Background: The clinical significance of coexpression of type 1 growth factor receptor (T1GFR) family members remains largely unknown. The objective of the current study was to determine the frequency and the possible prognostic effect of coexpression of HER-1, HER-2, HER-3, and HER-4 by breast carcinoma.
Methods: Tissue microarrays were constructed using clinically annotated formalin-fixed, paraffin-embedded tumor samples from 242 patients with invasive breast carcinomas with a median 15-year follow-up. The levels of TIGFR family members (HER-1-HER-4) were measured by immunohistochemistry. K-means clustering algorithm, as well as univariate (Kaplan-Meier, log-rank test) and multivariate (Cox regression) survival analyses were applied to the data set.
Results: Using univariate analysis, expression of HER-1, HER-2, and HER-3, but not HER-4, was significantly associated with decreased patient disease-specific survival (P < 0.05). Kaplan-Meier survival analysis showed that coexpression of >/= 2 of HER-1, HER-2, and HER-3 in any combination was associated with reduced patient disease-specific survival compared with single marker expression or no expression (35% vs. 65% vs. 78% 10-year survival rates, P = 0.001). Using multivariate analysis, expression of >/= 2 of HER-1, HER-2, and HER-3 was independent of lymph node status and tumor size.

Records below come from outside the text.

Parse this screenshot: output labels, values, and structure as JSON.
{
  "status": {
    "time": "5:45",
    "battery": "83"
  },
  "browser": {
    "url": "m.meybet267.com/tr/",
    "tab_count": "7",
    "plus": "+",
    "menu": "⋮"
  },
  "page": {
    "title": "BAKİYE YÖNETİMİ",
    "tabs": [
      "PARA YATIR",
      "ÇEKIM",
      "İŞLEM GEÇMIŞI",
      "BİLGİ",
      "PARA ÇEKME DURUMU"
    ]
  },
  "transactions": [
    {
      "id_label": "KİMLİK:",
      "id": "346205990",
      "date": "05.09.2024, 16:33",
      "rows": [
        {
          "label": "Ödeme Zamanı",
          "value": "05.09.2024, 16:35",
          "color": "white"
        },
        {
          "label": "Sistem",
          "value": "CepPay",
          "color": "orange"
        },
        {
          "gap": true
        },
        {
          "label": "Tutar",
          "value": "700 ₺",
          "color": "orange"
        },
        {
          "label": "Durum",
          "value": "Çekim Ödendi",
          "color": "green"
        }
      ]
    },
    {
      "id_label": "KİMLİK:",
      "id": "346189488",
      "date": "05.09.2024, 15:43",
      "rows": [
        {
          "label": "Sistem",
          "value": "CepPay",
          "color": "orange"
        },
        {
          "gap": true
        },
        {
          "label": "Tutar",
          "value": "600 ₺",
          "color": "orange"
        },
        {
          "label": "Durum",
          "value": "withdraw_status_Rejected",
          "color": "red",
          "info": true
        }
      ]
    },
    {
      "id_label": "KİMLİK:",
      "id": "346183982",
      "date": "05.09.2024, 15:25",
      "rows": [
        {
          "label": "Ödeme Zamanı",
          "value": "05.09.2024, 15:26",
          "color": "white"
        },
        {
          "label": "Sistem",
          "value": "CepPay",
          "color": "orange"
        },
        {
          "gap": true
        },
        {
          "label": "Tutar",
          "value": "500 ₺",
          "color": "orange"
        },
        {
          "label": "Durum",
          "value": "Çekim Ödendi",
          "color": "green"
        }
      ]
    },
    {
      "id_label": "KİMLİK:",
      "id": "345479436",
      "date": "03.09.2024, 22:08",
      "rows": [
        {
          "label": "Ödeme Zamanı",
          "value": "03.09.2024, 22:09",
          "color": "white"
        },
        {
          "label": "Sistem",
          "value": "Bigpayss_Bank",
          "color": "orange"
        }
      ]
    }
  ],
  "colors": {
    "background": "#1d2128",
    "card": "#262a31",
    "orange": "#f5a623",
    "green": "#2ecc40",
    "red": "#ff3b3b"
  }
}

Conclusions: In a cohort of patients with breast carcinoma, the authors observed T1GFR family member coexpression (HER-1, HER-2, and HER-3) to have a negative synergistic effect on patient outcome, independent of tumor size or lymph node status. Thus, coexpression of T1GFR family members identified a subset of patients with a poor disease prognosis who may potentially benefit from therapy simultaneously targeting several T1GFR family members.
(c) 2005 American Cancer Society.